**DESCRIPTION OF THE TASK:** Go through the data and report how many lines include the word "background", giving only the number.

[DATA SUPPLIED — start]

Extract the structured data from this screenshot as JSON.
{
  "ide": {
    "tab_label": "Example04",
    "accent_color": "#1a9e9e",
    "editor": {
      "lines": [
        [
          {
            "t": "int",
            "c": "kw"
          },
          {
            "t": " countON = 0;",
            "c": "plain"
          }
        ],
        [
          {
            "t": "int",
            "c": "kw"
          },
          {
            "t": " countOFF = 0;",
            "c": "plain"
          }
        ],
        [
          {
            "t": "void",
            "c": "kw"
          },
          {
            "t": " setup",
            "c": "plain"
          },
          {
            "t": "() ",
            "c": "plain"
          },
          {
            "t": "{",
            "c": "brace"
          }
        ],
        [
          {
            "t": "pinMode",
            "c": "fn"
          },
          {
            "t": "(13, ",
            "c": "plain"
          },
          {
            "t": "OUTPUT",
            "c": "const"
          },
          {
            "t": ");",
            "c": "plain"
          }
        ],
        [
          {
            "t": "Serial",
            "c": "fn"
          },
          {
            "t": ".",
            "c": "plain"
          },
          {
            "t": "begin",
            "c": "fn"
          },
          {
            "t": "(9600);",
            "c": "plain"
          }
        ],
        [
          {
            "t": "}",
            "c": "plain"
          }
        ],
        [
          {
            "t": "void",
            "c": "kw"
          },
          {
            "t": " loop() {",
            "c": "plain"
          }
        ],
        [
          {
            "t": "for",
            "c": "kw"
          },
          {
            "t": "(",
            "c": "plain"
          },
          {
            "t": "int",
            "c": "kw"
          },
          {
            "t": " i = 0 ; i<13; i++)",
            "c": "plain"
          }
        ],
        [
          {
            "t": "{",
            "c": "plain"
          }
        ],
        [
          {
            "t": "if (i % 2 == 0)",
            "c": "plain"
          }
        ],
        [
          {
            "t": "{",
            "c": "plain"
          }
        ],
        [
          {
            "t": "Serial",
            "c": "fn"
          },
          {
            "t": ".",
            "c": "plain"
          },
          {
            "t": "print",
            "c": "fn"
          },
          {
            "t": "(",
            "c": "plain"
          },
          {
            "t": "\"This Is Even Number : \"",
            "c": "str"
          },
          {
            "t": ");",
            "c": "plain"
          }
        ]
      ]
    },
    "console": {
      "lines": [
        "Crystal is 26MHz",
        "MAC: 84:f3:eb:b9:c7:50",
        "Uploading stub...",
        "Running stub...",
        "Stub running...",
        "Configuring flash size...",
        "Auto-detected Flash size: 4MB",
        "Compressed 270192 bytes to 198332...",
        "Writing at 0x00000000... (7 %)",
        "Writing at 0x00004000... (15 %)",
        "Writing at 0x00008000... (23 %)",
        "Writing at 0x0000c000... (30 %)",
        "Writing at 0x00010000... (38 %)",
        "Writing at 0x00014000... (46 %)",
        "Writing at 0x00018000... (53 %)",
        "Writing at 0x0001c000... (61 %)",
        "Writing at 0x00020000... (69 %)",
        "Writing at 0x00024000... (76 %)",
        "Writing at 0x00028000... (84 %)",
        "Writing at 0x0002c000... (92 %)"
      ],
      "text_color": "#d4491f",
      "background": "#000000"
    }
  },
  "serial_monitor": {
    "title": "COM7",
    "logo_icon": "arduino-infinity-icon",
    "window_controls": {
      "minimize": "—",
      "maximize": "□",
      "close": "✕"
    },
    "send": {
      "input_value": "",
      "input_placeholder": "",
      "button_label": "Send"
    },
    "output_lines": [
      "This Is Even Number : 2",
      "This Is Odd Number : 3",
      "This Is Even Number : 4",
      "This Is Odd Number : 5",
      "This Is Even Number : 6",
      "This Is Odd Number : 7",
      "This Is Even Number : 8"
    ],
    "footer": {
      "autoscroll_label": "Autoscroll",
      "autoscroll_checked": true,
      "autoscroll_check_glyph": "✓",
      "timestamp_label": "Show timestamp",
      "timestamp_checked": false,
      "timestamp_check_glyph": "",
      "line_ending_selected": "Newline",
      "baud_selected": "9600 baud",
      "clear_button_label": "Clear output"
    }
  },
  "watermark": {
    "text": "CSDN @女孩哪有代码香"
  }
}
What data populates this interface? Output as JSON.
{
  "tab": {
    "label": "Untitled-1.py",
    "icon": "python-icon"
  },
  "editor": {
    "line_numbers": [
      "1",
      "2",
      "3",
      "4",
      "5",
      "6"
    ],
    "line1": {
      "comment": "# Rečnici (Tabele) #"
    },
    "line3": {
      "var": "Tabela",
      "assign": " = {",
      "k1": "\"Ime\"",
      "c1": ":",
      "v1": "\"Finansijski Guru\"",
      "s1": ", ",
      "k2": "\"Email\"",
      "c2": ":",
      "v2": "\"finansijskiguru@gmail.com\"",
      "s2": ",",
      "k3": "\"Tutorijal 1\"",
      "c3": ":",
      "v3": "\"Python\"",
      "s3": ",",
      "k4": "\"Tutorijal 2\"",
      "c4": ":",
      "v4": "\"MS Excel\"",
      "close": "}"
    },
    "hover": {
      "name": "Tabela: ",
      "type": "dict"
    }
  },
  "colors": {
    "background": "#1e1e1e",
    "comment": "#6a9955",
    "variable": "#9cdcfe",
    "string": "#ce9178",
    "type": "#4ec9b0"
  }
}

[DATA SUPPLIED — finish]

**EXPECTED ANSWER:** 2